“It’s not necessarily the established casinos and the established vig players who are automatically going to be the ones who get all of the action in sports gambling,” Victor Matheson, professor of economics at Holy Cross, said. “There are opportunities for players outside of the Wynns and the big casinos to control a bunch of this [industry].”
“I think that’s what Penn National is trying to do by establishing themselves with Barstool – which has a huge national leadership and listenership footprint – and use that as an advertisement for their sports gambling products,” Matheson added.
Barstool’s valuation of nearly half a billion dollars is all the more noteworthy, given the company’s reputation. In May 2015, Portnoy was arrested at the NFL headquarters in New York City for protesting Tom Brady’s Deflategate suspension. The following year, The Chernin Group paid $10 million for a stake in Barstool, only to invest an additional $15 million later.
On Jan. 22, Portnoy settled with the National Labor Relations Board after threatening to fire employees interested in organizing a Barstool union. Within a week, Penn National formally announced its $163-million investment into Barstool.
Regardless of the Penn National affiliation, Barstool will be run independently, Portnoy said. There might be some caution in the way that he and Barstool workers joke about gambling. They’re going to emphasize responsible gambling and be more cautious with their subject matter. But beyond that, Barstool will aim to be as funny and irreverent as ever.
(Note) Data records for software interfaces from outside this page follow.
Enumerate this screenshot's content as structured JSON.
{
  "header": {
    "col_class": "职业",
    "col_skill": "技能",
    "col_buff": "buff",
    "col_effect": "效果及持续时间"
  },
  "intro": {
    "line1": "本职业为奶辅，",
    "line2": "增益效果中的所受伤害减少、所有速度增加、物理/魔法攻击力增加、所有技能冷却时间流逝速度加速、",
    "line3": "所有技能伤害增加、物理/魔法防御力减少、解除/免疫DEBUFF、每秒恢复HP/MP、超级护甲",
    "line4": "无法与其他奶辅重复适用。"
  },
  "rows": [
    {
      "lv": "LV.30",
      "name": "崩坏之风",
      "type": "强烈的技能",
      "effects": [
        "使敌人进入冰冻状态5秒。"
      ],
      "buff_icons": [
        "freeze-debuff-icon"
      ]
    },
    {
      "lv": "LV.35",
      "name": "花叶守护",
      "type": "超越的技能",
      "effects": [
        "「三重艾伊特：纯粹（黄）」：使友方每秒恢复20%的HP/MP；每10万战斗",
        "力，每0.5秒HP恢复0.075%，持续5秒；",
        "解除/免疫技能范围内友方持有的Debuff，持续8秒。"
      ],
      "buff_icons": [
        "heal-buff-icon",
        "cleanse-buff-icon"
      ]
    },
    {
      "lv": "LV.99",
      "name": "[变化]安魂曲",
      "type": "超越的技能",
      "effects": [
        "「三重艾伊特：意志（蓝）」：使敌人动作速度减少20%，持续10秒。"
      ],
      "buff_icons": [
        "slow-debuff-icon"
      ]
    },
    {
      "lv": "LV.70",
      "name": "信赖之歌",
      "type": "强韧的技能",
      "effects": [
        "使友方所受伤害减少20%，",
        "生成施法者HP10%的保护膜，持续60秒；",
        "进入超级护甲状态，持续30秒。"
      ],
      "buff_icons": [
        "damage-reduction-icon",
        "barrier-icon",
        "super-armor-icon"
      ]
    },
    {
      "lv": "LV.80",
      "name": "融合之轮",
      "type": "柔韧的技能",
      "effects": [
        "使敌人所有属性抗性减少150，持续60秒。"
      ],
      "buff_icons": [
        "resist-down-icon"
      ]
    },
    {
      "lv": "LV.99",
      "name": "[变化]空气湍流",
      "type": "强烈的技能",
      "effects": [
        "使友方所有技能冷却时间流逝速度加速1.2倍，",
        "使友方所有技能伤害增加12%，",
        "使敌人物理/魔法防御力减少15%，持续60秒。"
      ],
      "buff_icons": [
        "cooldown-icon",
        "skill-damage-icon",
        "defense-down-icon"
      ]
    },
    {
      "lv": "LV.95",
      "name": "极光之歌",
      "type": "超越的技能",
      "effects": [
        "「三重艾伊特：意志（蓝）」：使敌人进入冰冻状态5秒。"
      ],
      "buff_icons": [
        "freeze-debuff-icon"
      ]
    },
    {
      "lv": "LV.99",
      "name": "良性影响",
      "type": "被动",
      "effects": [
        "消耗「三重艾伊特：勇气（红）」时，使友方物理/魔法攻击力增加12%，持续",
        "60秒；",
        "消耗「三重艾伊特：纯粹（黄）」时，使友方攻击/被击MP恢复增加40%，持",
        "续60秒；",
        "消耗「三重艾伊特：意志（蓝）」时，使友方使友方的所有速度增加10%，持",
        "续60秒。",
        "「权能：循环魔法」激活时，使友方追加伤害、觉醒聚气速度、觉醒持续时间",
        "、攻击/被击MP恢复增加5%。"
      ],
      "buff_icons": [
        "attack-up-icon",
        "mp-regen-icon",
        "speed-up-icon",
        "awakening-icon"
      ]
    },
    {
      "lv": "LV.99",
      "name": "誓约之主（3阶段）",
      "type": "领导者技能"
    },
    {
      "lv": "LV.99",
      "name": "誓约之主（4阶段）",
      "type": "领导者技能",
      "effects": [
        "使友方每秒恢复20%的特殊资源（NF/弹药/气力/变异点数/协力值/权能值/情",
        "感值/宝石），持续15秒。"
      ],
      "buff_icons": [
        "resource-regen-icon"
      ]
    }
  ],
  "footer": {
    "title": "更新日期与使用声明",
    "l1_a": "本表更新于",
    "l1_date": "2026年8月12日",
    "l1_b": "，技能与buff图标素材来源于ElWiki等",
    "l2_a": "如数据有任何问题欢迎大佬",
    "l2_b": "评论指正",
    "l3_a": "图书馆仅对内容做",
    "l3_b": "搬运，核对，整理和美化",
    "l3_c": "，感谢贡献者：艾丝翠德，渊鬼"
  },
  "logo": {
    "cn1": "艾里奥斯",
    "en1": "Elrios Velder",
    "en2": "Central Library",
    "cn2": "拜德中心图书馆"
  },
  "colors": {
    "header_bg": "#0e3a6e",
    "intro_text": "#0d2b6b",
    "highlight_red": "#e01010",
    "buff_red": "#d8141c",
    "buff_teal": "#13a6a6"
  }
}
“When I sit back, it seems like I can snap my fingers and be back in my parents’ basement, wondering what I was doing,” Portnoy said. “It’s been a surreal, wild ride, and we have so much to do that I’m looking forward to. I don’t let myself think about it that much. I have a couple of seconds of reflection, and then it’s, ‘all right, let’s get to work.'”